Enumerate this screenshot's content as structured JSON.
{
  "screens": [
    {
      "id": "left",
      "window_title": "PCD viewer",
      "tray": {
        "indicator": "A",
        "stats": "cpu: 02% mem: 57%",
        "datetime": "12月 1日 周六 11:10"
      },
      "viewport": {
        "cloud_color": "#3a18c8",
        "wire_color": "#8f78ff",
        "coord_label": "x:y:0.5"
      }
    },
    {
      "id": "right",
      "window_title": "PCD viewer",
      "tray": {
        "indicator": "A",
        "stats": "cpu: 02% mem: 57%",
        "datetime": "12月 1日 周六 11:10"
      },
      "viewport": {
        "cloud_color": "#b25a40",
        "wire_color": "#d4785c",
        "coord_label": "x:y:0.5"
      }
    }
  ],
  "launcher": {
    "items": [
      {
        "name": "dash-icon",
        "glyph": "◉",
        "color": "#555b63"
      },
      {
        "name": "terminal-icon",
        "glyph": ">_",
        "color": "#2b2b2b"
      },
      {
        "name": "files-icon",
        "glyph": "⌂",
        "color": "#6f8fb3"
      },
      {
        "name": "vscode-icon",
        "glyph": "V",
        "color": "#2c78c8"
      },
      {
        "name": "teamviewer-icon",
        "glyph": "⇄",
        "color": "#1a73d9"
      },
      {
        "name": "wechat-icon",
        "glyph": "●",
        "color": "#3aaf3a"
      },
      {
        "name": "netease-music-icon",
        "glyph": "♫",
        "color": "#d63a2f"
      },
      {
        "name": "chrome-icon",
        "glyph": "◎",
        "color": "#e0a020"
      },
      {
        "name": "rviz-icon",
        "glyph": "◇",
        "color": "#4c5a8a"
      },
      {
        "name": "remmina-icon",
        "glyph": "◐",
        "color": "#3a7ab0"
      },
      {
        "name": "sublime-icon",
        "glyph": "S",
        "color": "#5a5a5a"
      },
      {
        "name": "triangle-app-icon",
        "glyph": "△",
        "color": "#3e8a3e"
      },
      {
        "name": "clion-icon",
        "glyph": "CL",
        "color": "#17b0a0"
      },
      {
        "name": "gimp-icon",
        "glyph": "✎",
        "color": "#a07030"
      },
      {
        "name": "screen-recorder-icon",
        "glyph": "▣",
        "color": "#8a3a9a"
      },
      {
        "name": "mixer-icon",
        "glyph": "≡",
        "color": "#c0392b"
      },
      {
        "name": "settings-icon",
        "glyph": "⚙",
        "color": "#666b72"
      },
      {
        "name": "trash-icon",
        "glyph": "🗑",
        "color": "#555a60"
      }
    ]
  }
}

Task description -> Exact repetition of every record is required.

Result for this exercise ->
Enumerate this screenshot's content as structured JSON.
{
  "screens": [
    {
      "id": "left",
      "window_title": "PCD viewer",
      "tray": {
        "indicator": "A",
        "stats": "cpu: 02% mem: 57%",
        "datetime": "12月 1日 周六 11:10"
      },
      "viewport": {
        "cloud_color": "#3a18c8",
        "wire_color": "#8f78ff",
        "coord_label": "x:y:0.5"
      }
    },
    {
      "id": "right",
      "window_title": "PCD viewer",
      "tray": {
        "indicator": "A",
        "stats": "cpu: 02% mem: 57%",
        "datetime": "12月 1日 周六 11:10"
      },
      "viewport": {
        "cloud_color": "#b25a40",
        "wire_color": "#d4785c",
        "coord_label": "x:y:0.5"
      }
    }
  ],
  "launcher": {
    "items": [
      {
        "name": "dash-icon",
        "glyph": "◉",
        "color": "#555b63"
      },
      {
        "name": "terminal-icon",
        "glyph": ">_",
        "color": "#2b2b2b"
      },
      {
        "name": "files-icon",
        "glyph": "⌂",
        "color": "#6f8fb3"
      },
      {
        "name": "vscode-icon",
        "glyph": "V",
        "color": "#2c78c8"
      },
      {
        "name": "teamviewer-icon",
        "glyph": "⇄",
        "color": "#1a73d9"
      },
      {
        "name": "wechat-icon",
        "glyph": "●",
        "color": "#3aaf3a"
      },
      {
        "name": "netease-music-icon",
        "glyph": "♫",
        "color": "#d63a2f"
      },
      {
        "name": "chrome-icon",
        "glyph": "◎",
        "color": "#e0a020"
      },
      {
        "name": "rviz-icon",
        "glyph": "◇",
        "color": "#4c5a8a"
      },
      {
        "name": "remmina-icon",
        "glyph": "◐",
        "color": "#3a7ab0"
      },
      {
        "name": "sublime-icon",
        "glyph": "S",
        "color": "#5a5a5a"
      },
      {
        "name": "triangle-app-icon",
        "glyph": "△",
        "color": "#3e8a3e"
      },
      {
        "name": "clion-icon",
        "glyph": "CL",
        "color": "#17b0a0"
      },
      {
        "name": "gimp-icon",
        "glyph": "✎",
        "color": "#a07030"
      },
      {
        "name": "screen-recorder-icon",
        "glyph": "▣",
        "color": "#8a3a9a"
      },
      {
        "name": "mixer-icon",
        "glyph": "≡",
        "color": "#c0392b"
      },
      {
        "name": "settings-icon",
        "glyph": "⚙",
        "color": "#666b72"
      },
      {
        "name": "trash-icon",
        "glyph": "🗑",
        "color": "#555a60"
      }
    ]
  }
}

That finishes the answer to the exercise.